The first winner was Russia’s Alexandr Kolobnev in 2007. Switzerland’s former Olympic Time Trial Champion, Fabian Cancellara is ‘recordman’ on three wins, 2008, 2012 and 2016. Brute strength means a lot in this race. The only other rider to win more than twice is Poland’s former World Road Race Champion, Michal Kwiatkowski in 2014 and 2017 but it’s unlikely he can make it three.
Michal Kwiatkowski – Unlikely third win
The start list features four previous winners, five if we count INEOS man Kwiato’s two victories; as I said above, it’s unlikely he can make it three but he’ll be an invaluable road captain for a certain small cyclo-cross World champion team mate, of whom more in a moment.
Strade Bianche’15: Zdenek Stybar struck the decisive blow on the steep slopes climbing into Siena, dropping his breakaway companions
Quick-Step’s Czech former world ‘cross champion, Zdenek Stybar won in 2015 and has graced the top 10 some six times, strong though he still is it’s hard to see him making it two wins.
Benoot is a good bet for Saturday
Tiesj Benoot [Jumbo Visma] won for Belgium in 2018 and given the way he was riding in Flanders on Saturday it would be unwise to downplay his chances of a repeat. Double world champion, Julian Alaphilippe [Quick-Step & France] won in 2019 and was second last year to a bestial Mathieu Van Der Poel – the cavalier Frenchman can certainly repeat.
Alaphilippe happy with his 2019 win
On the subject of MVDP, he doesn’t ride this year, he’s returned to training though, recovering from the back injuries which have plagued him since his bad crash in the Olympic mountain bike race. The 2020 winner, Wout Van Aert is also absent, his focus is 100% on the Tour of Flanders and Paris-Roubaix with Saturday’s dominant performance in Het Nieuwsblad demonstrating that his form is coming along just fine.
No MvdP or WVA
A previous winner who’s still active but doesn’t feature on the start sheet at the time of going to press is 2011 winner, Philippe Gilbert. But that leads us on to who else has to considered – Phil Gil’s Belgian team mate at Lotto Soudal, world hour record holder and ‘Chronoman reinvented as Classicer,’ Victor Campenaerts may not be the most stylish man in the peloton but was as strong as a bull in Het Nieuwsblad.
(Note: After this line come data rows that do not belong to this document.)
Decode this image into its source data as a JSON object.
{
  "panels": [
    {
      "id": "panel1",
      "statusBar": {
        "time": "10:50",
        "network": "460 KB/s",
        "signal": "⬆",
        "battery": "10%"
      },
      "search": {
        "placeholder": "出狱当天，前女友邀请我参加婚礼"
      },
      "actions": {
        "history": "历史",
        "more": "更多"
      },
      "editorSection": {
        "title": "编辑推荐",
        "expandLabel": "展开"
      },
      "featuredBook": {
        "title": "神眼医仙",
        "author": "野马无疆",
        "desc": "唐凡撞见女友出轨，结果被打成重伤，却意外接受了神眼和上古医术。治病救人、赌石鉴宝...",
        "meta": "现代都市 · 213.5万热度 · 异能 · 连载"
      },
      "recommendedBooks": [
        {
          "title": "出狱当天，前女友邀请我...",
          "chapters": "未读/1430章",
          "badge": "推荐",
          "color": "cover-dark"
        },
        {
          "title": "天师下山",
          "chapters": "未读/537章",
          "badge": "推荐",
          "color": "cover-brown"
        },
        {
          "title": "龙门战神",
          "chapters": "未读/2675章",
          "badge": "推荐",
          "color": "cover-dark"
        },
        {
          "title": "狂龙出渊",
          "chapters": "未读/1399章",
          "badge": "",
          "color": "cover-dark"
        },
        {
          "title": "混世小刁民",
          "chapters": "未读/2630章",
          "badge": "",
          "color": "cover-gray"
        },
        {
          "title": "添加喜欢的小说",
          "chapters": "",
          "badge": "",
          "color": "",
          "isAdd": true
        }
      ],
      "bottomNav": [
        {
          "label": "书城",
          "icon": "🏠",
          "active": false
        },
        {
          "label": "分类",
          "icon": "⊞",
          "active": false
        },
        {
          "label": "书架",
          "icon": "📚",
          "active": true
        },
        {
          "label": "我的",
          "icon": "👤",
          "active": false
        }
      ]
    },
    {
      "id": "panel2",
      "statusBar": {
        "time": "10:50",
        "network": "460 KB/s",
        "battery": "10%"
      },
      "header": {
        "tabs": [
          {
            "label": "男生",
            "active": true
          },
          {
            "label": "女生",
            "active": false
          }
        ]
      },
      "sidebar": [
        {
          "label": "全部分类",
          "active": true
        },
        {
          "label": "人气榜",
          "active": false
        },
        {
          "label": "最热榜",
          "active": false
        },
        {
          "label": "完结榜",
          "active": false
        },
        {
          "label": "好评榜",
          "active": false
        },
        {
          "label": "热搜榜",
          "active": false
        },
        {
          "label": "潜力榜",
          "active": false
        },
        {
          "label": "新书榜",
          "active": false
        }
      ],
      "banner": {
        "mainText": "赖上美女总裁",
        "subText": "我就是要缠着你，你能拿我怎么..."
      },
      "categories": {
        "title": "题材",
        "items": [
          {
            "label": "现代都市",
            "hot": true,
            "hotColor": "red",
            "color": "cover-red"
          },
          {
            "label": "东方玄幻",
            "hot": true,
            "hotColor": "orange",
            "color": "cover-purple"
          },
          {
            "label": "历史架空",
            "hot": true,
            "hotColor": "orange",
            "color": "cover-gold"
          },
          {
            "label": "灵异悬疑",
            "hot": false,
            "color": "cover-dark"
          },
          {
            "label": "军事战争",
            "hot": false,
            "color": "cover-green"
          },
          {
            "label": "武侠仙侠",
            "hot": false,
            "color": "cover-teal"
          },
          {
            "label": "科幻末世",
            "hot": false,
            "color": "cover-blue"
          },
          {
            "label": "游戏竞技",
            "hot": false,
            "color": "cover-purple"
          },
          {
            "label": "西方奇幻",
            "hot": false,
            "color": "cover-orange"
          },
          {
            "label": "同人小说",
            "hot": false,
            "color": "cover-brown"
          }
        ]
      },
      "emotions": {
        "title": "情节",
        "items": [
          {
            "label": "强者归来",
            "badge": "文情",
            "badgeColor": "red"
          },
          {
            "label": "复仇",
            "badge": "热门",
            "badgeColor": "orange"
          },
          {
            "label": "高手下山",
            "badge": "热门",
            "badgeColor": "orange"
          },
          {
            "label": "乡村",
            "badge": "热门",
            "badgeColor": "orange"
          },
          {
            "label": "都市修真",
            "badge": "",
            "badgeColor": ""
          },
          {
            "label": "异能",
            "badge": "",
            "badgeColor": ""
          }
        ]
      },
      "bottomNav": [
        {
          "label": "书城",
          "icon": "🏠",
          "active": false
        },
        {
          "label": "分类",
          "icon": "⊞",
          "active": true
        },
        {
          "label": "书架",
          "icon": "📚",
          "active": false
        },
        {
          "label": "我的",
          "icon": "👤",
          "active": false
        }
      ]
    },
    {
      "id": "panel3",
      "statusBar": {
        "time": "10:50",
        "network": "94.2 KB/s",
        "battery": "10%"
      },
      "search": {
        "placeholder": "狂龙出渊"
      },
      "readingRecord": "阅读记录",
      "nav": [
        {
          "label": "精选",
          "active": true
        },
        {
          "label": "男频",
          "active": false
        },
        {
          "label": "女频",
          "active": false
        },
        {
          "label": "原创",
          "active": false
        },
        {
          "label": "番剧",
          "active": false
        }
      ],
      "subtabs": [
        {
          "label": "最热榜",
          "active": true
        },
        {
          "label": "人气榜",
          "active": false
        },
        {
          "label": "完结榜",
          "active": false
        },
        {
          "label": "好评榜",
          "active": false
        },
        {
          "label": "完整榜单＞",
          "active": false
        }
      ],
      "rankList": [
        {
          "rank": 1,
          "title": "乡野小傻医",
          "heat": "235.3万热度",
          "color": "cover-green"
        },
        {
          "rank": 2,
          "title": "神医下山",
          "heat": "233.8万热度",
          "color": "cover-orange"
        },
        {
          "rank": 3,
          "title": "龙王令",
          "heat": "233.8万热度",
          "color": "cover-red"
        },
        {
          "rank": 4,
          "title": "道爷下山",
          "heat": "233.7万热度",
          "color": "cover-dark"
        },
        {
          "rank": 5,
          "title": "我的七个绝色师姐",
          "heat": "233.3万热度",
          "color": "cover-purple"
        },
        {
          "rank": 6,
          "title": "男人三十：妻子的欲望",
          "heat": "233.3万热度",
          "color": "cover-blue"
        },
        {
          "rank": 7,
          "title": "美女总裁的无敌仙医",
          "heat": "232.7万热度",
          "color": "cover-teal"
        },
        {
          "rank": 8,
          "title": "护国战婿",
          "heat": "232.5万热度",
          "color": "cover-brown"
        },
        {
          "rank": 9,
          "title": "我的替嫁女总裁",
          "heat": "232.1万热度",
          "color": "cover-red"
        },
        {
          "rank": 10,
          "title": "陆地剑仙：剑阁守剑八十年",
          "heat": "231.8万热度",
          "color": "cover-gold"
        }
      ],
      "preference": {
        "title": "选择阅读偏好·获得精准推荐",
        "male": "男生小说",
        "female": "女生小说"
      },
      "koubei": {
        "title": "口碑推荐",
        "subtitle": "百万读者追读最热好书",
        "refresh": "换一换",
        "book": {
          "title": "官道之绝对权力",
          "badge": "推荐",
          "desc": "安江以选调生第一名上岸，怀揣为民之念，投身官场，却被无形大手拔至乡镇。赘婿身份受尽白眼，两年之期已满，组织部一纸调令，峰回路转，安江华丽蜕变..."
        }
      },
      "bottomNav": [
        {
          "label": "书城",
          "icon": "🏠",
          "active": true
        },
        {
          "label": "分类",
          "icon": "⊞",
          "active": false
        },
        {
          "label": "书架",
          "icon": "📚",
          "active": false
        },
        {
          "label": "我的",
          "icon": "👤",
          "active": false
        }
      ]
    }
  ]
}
Campenaerts knows the Strade Bianche
Another man who impressed and surprised on Saturday was ‘oldie but goodie,’ Greg Van Avermaet [AG2R Citroen & Belgium] far from being on the way out he made the Het Nieuwsblad podium and whist it’s hard to see him winning in Tuscany, he’s made the top 10 no fewer than eight times and a podium is well possible.
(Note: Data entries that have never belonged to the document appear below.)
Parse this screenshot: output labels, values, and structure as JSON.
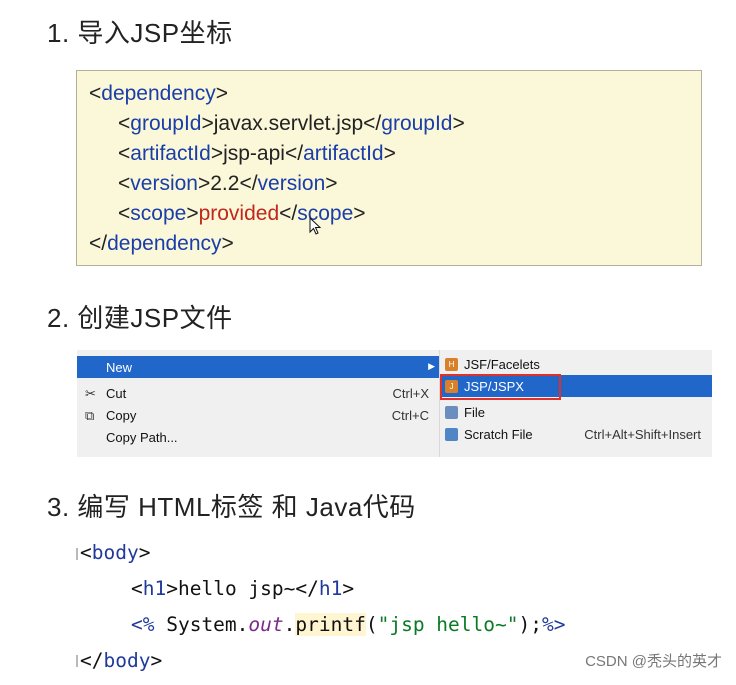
{
  "headings": {
    "step1": "1. 导入JSP坐标",
    "step2": "2. 创建JSP文件",
    "step3": "3. 编写 HTML标签 和 Java代码"
  },
  "xml": {
    "dependency_open": "dependency",
    "groupId_tag": "groupId",
    "groupId_value": "javax.servlet.jsp",
    "artifactId_tag": "artifactId",
    "artifactId_value": "jsp-api",
    "version_tag": "version",
    "version_value": "2.2",
    "scope_tag": "scope",
    "scope_value": "provided",
    "dependency_close": "dependency"
  },
  "context_menu": {
    "left": [
      {
        "label": "New",
        "shortcut": "",
        "icon": "",
        "selected": true
      },
      {
        "label": "Cut",
        "shortcut": "Ctrl+X",
        "icon": "scissors-icon"
      },
      {
        "label": "Copy",
        "shortcut": "Ctrl+C",
        "icon": "copy-icon"
      },
      {
        "label": "Copy Path...",
        "shortcut": "",
        "icon": ""
      }
    ],
    "submenu": [
      {
        "label": "JSF/Facelets",
        "shortcut": "",
        "icon": "jsf-icon",
        "icon_color": "#d9802a"
      },
      {
        "label": "JSP/JSPX",
        "shortcut": "",
        "icon": "jsp-icon",
        "icon_color": "#d9802a",
        "selected": true
      },
      {
        "label": "File",
        "shortcut": "",
        "icon": "file-icon",
        "icon_color": "#6a8fbf"
      },
      {
        "label": "Scratch File",
        "shortcut": "Ctrl+Alt+Shift+Insert",
        "icon": "scratch-file-icon",
        "icon_color": "#4f86c6"
      }
    ]
  },
  "code": {
    "body_open": "body",
    "h1_tag": "h1",
    "h1_text": "hello jsp~",
    "scriptlet_open": "<%",
    "system": " System.",
    "out": "out",
    "dot": ".",
    "printf": "printf",
    "paren_open": "(",
    "str": "\"jsp hello~\"",
    "paren_close": ");",
    "scriptlet_close": "%>",
    "body_close": "body"
  },
  "watermark": "CSDN @秃头的英才"
}
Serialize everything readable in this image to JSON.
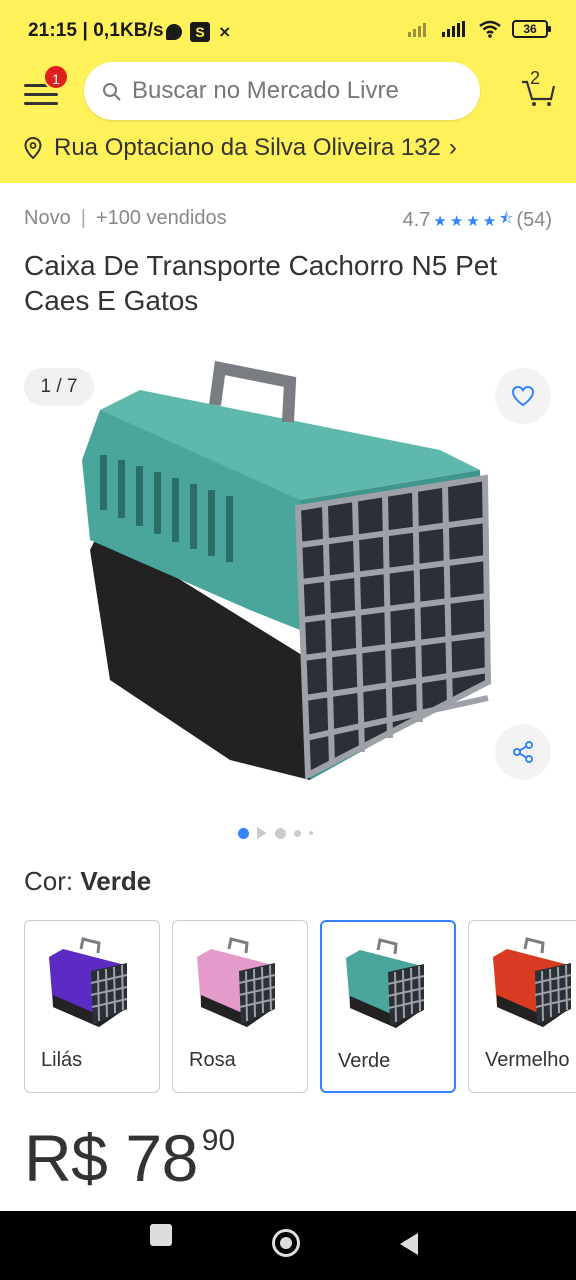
{
  "status_bar": {
    "time": "21:15 | 0,1KB/s",
    "battery": "36"
  },
  "header": {
    "notification_count": "1",
    "search_placeholder": "Buscar no Mercado Livre",
    "cart_count": "2",
    "address": "Rua Optaciano da Silva Oliveira 132"
  },
  "product": {
    "condition": "Novo",
    "sold": "+100 vendidos",
    "rating": "4.7",
    "reviews": "(54)",
    "title": "Caixa De Transporte Cachorro N5 Pet Caes E Gatos",
    "image_counter": "1 / 7",
    "color_label": "Cor:",
    "selected_color": "Verde",
    "variants": [
      {
        "label": "Lilás",
        "color": "#5b2bc4"
      },
      {
        "label": "Rosa",
        "color": "#e49bc9"
      },
      {
        "label": "Verde",
        "color": "#4aa69a"
      },
      {
        "label": "Vermelho",
        "color": "#d83a22"
      }
    ],
    "price_currency": "R$",
    "price_main": "78",
    "price_cents": "90"
  },
  "colors": {
    "brand_yellow": "#fff159",
    "accent_blue": "#3483fa",
    "badge_red": "#e0201e",
    "carrier_teal": "#4aa69a"
  },
  "gallery": {
    "total_dots": 5,
    "active_dot": 1
  }
}
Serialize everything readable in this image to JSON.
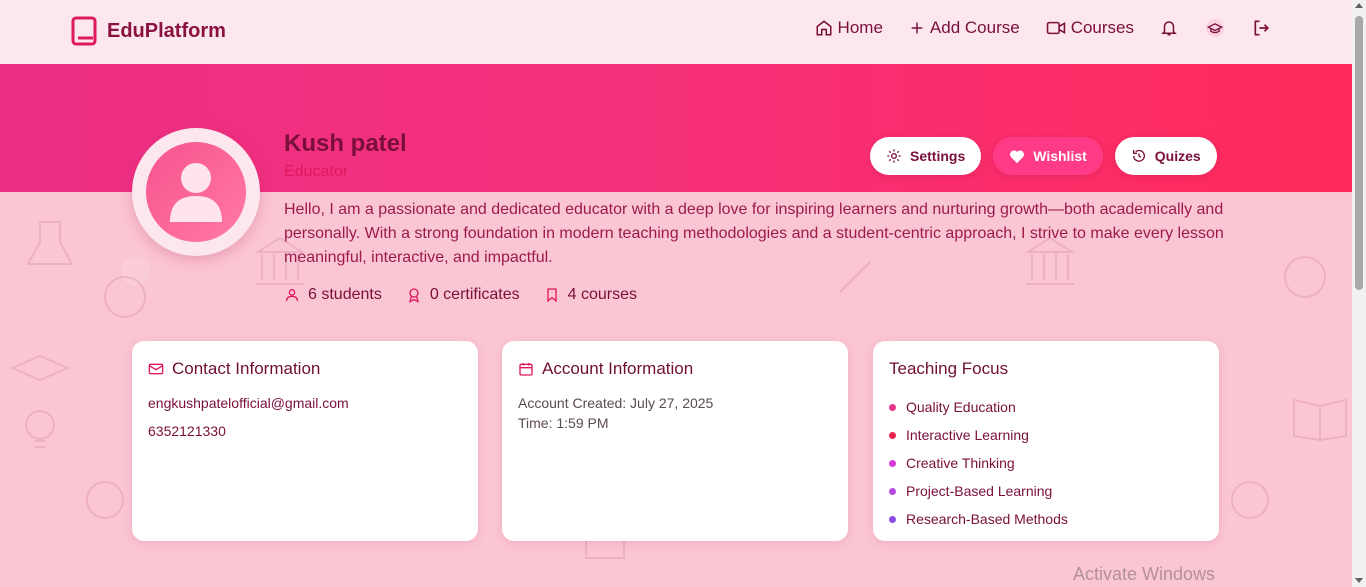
{
  "nav": {
    "brand": "EduPlatform",
    "links": [
      {
        "label": "Home",
        "icon": "home-icon"
      },
      {
        "label": "Add Course",
        "icon": "plus-icon"
      },
      {
        "label": "Courses",
        "icon": "video-icon"
      }
    ]
  },
  "profile": {
    "name": "Kush patel",
    "role": "Educator",
    "bio": "Hello, I am a passionate and dedicated educator with a deep love for inspiring learners and nurturing growth—both academically and personally. With a strong foundation in modern teaching methodologies and a student-centric approach, I strive to make every lesson meaningful, interactive, and impactful.",
    "stats": {
      "students": "6 students",
      "certificates": "0 certificates",
      "courses": "4 courses"
    }
  },
  "actions": {
    "settings": "Settings",
    "wishlist": "Wishlist",
    "quizes": "Quizes"
  },
  "contact": {
    "title": "Contact Information",
    "email": "engkushpatelofficial@gmail.com",
    "phone": "6352121330"
  },
  "account": {
    "title": "Account Information",
    "created": "Account Created: July 27, 2025",
    "time": "Time: 1:59 PM"
  },
  "teaching": {
    "title": "Teaching Focus",
    "items": [
      {
        "label": "Quality Education",
        "color": "#e6368b"
      },
      {
        "label": "Interactive Learning",
        "color": "#f0254f"
      },
      {
        "label": "Creative Thinking",
        "color": "#d63ad6"
      },
      {
        "label": "Project-Based Learning",
        "color": "#b64cdf"
      },
      {
        "label": "Research-Based Methods",
        "color": "#8b4ce6"
      }
    ]
  },
  "colors": {
    "accent": "#ff3b87",
    "hero_start": "#ec2f86",
    "hero_end": "#ff2a5a",
    "text": "#7a0f3a"
  },
  "watermark": "Activate Windows"
}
Van Avermaet – Always there
The Opening Weekend confirmed again that there’s more to Stefan Küng [Groupama FDJ] than time trials, this race favours the strong, aggressive rider and the big Swiss meets both criteria.
Stefan Küng – The big Swiss
On the subject of aggression, ‘Home Boy’ Gianni Moscon [Astana] has a good record on the technical parcours of Paris-Roubaix and may well be in the reckoning.
Moscon – Home win
At the time of going to press his Kazakh team mate, Alexey Lutsenko doesn’t appear on the start list but as a ‘gravel specialist’ with wins in the recent Clasica Jaen and last autumn’s Serenissima Gravel Race he would surely be one of the race favourites?
Fuglsang has a good Strade Bianche record
Israel Premier Tech’s Dane, Jakob Fuglsang and Aussie team mate, Simon Clarke were both top 10 here in 2021 and recent results indicate both are on good form – a win is unlikely but they’re certainly podium contenders.
Pogačar has a strong team
UAE field a very strong line-up lead by Slovenia’s double Tour de France and Monument winner, Tadej Pogačar, hot off his win in his team’s home tour. But the teams also has ‘man on form,’ Alessandro Covi and the man who was second to WVA in 2020, Covi’s compatriot, Davide Formolo.
Covi on form
But like the song says, ‘we’ve saved the best ‘til last.’ Fifth last year as a neo-pro and a winner of the World cyclo-cross championships on Arkansas’s answer to the sterrati, Tom Pidcock [INEOS & GB] has to start as race favourite. He was prominent in Het Nieuwsblad and has stated that the Tuscan race is his second big goal of the year after the ‘cross worlds.
Pidcock wants to win on the sterrati
Brew of the day?
One can’t go wrong with Peroni Gran Riserva or Moretti – save the Grappa for that final climb to the Campo if your nerves are fraying. . .
Easy on the Grappa